Ian Thorpe's swimming career could be over.
The five-time Olympic champion has scheduled a midday news conference on Tuesday at a downtown Sydney hotel. A few days ago, it was thought the announcement might be Thorpe's withdrawal from the world championships in next March.
But with the championship trials in March in Brisbane are looming and no sign of Thorpe, who has been plagued by illness, injury and a lack of motivation in recent years, officials and teammates fear he is going to quit.
"It will be a huge announcement," an Australian swimming official, speaking on the condition of anonymity so as not to pre-empt the news, told The Associated Press on Monday. He declined to give any more details, but said the announcement would have nothing to do with talk in recent days by Thorpe's coaches about lingering effects of a bout of glandular fever early this year.
"That's all a smoke-screen," the official said. Thorpe exploded onto the swimming scene as a teenager and swam 13 world records between 1999 and 2002, becoming an international star after dominating the pool at the Sydney Olympics. Thorpe and American Michael Phelps are acknowledged as the world stars of swimming.
The 24-year-old Australian won the 200- and 400-meter freestyle events at the Athens Olympics but has not competed in a major meet since.
He planned a major yearlong break after Athens, claiming "mental fatigue" and hoping to stay fresh for major competitions down the road.
He later decided not to compete at last year's world championships in Montreal, and then dropped out of the Commonwealth Games in March due to the glandular fever bout.
That illness and other minor injuries have affected his training in the lead up to the Australian swim trials in Brisbane next month. If he pulls out of the trials, he will not be eligible to compete at the world championships in Melbourne next March. Late on Monday, visitors to Thorpe's Web site, www.ianthorpe.com, found a one-page message: "Thank you for visiting Ian's Web site. This Web site has been temporarily closed. However there will be some exciting news shortly."
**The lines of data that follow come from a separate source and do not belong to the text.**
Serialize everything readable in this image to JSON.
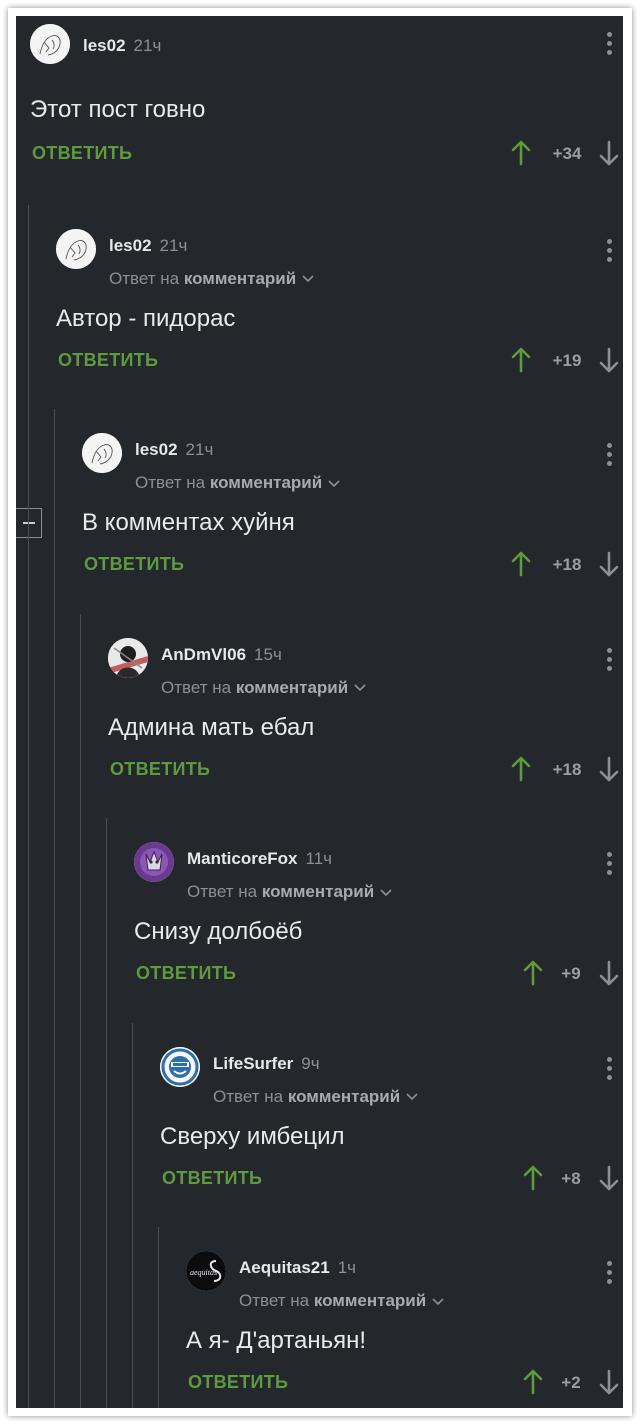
{
  "reply_prefix": "Ответ на ",
  "reply_target": "комментарий",
  "reply_label": "ОТВЕТИТЬ",
  "colors": {
    "background": "#24272b",
    "accent_green": "#5e9a3e",
    "upvote": "#5e9a3e",
    "text": "#e8eaec",
    "muted": "#8c9096"
  },
  "comments": [
    {
      "user": "les02",
      "time": "21ч",
      "text": "Этот пост говно",
      "score": "+34",
      "is_reply": false,
      "avatar": "sketch-avatar"
    },
    {
      "user": "les02",
      "time": "21ч",
      "text": "Автор - пидорас",
      "score": "+19",
      "is_reply": true,
      "avatar": "sketch-avatar"
    },
    {
      "user": "les02",
      "time": "21ч",
      "text": "В комментах хуйня",
      "score": "+18",
      "is_reply": true,
      "avatar": "sketch-avatar"
    },
    {
      "user": "AnDmVl06",
      "time": "15ч",
      "text": "Админа мать ебал",
      "score": "+18",
      "is_reply": true,
      "avatar": "dark-avatar"
    },
    {
      "user": "ManticoreFox",
      "time": "11ч",
      "text": "Снизу долбоёб",
      "score": "+9",
      "is_reply": true,
      "avatar": "purple-avatar"
    },
    {
      "user": "LifeSurfer",
      "time": "9ч",
      "text": "Сверху имбецил",
      "score": "+8",
      "is_reply": true,
      "avatar": "laughing-man-avatar"
    },
    {
      "user": "Aequitas21",
      "time": "1ч",
      "text": "А я- Д'артаньян!",
      "score": "+2",
      "is_reply": true,
      "avatar": "aequitas-logo-avatar"
    }
  ]
}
It couldn't immediately be determined when the page was posted. On Sunday, Thorpe's American coaching consultant, Los Angeles-based Milt Nelms, said Thorpe had been trying to get himself back into shape for the December trials.
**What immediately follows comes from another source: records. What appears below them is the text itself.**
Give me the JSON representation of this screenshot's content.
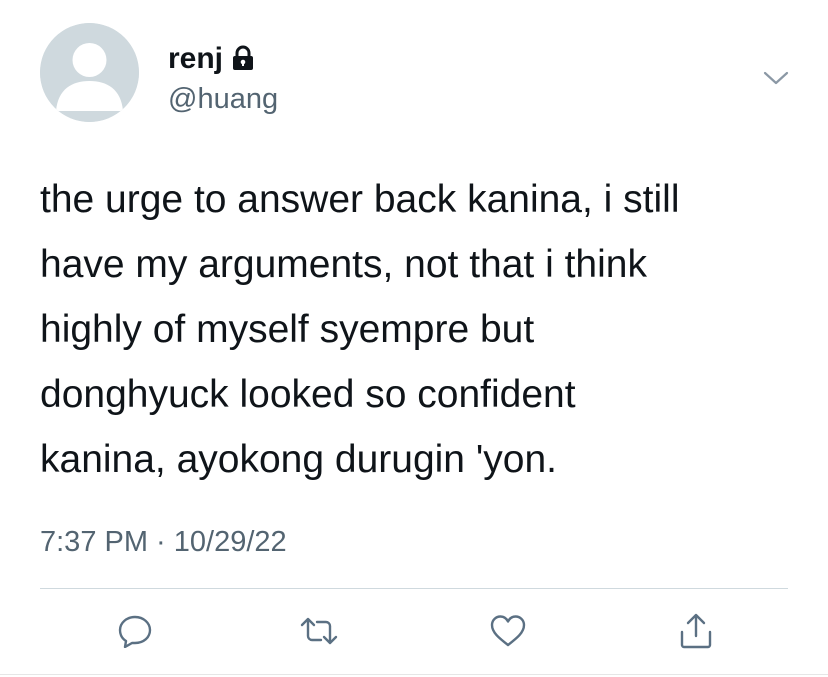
{
  "user": {
    "display_name": "renj",
    "handle": "@huang",
    "protected_icon": "lock-icon",
    "avatar": "default-avatar"
  },
  "tweet": {
    "text": "the urge to answer back kanina, i still\nhave my arguments, not that i think\nhighly of myself syempre but\ndonghyuck looked so confident\nkanina, ayokong durugin 'yon.",
    "timestamp": "7:37 PM · 10/29/22"
  },
  "menu_icon": "chevron-down-icon",
  "actions": [
    {
      "icon": "reply-icon"
    },
    {
      "icon": "retweet-icon"
    },
    {
      "icon": "like-icon"
    },
    {
      "icon": "share-icon"
    }
  ],
  "colors": {
    "text": "#0f1419",
    "secondary": "#536471",
    "icon": "#5b7083",
    "avatar_bg": "#cfd9de",
    "divider": "#cfd9de"
  }
}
"Ian has had a long road back from illness and he has been diligently applying himself ... to get himself ready to swim at the worlds," Nelms said in Sydney.
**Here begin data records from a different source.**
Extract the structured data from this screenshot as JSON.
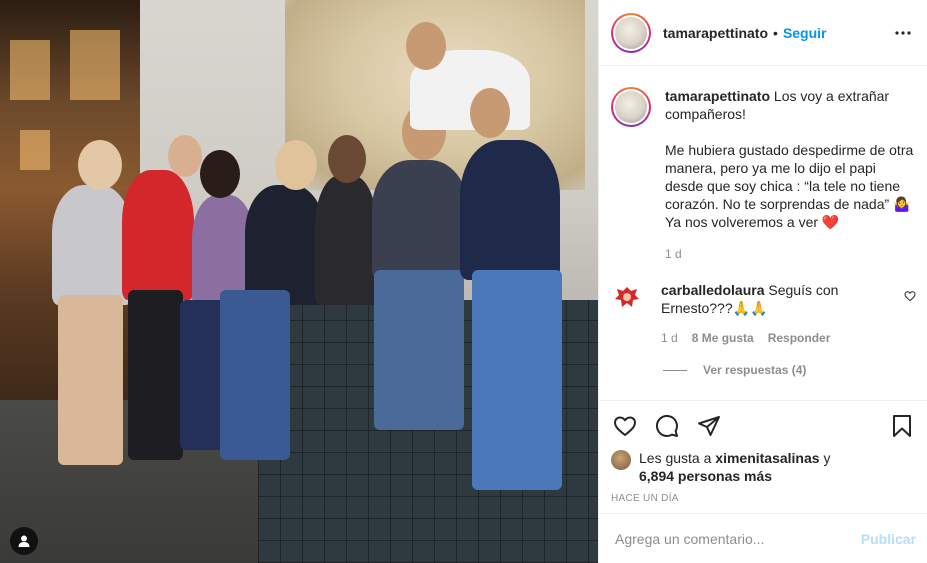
{
  "post": {
    "author": "tamarapettinato",
    "follow_label": "Seguir",
    "separator": "•",
    "more_icon": "more-horizontal-icon"
  },
  "caption": {
    "username": "tamarapettinato",
    "line1": "Los voy a extrañar compañeros!",
    "line2": "Me hubiera gustado despedirme de otra manera, pero ya me lo dijo el papi desde que soy chica : “la tele no tiene corazón. No te sorprendas de nada” 🤷‍♀️ Ya nos volveremos a ver ❤️",
    "time": "1 d"
  },
  "comment": {
    "username": "carballedolaura",
    "text": "Seguís con Ernesto???🙏🙏",
    "time": "1 d",
    "likes": "8 Me gusta",
    "reply": "Responder",
    "view_replies": "Ver respuestas (4)"
  },
  "actions": {
    "like_icon": "heart-icon",
    "comment_icon": "comment-icon",
    "share_icon": "share-icon",
    "save_icon": "bookmark-icon"
  },
  "likes": {
    "prefix": "Les gusta a",
    "user": "ximenitasalinas",
    "conj": "y",
    "count": "6,894 personas más"
  },
  "timeago": "HACE UN DÍA",
  "add_comment": {
    "placeholder": "Agrega un comentario...",
    "publish": "Publicar"
  },
  "colors": {
    "accent": "#0095f6",
    "publish_disabled": "#b2dffc",
    "muted": "#8e8e8e"
  }
}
"It has been tougher than we thought and we're going to get together and make a decision within the next 48 hours," he said on Sunday.
Thorpe has not broken a world mark since 2002, but his best times were good enough to win gold over 200 and 400 meters at Athens. Thorpe, who spent three months recently in Los Angeles training with Nelms and other coaches, had earlier said he still hopes to compete at the 2008 Beijing Olympics.
Thorpe's teammate Grant Hackett, the world and Olympic 1,500-meter champion, said on Monday he knew what Thorpe was going through as he attempted to come back from illness and injury. Hackett also had to drop out of this year's Commonwealth Games after shoulder surgery in late 2005.
"In some respects, it was more difficult than I thought," Hackett said of the comeback.
"It was so difficult to go up and down the pool in training with no real light at the end of the tunnel, you wonder what you are doing it for," he told Australian Associated Press. "There are no easy roads.
"You either do the work or you don't. Once you start competing, it makes it easier to realize why you're doing it. Any athlete who has had an extended break has periods where there is a dip in motivation and others where they are highly aroused to compete." Hackett said he would be surprised if Thorpe dropped out. "If there was talk of retiring, and he said it tomorrow, I'd find it hard to comprehend," Hackett said.
"I spoke to him a couple of weeks ago and he sounded very motivated towards Beijing. But he's the only one who can answer those questions. I'm fairly intrigued and interested to see what he's going to announce, just like everybody else."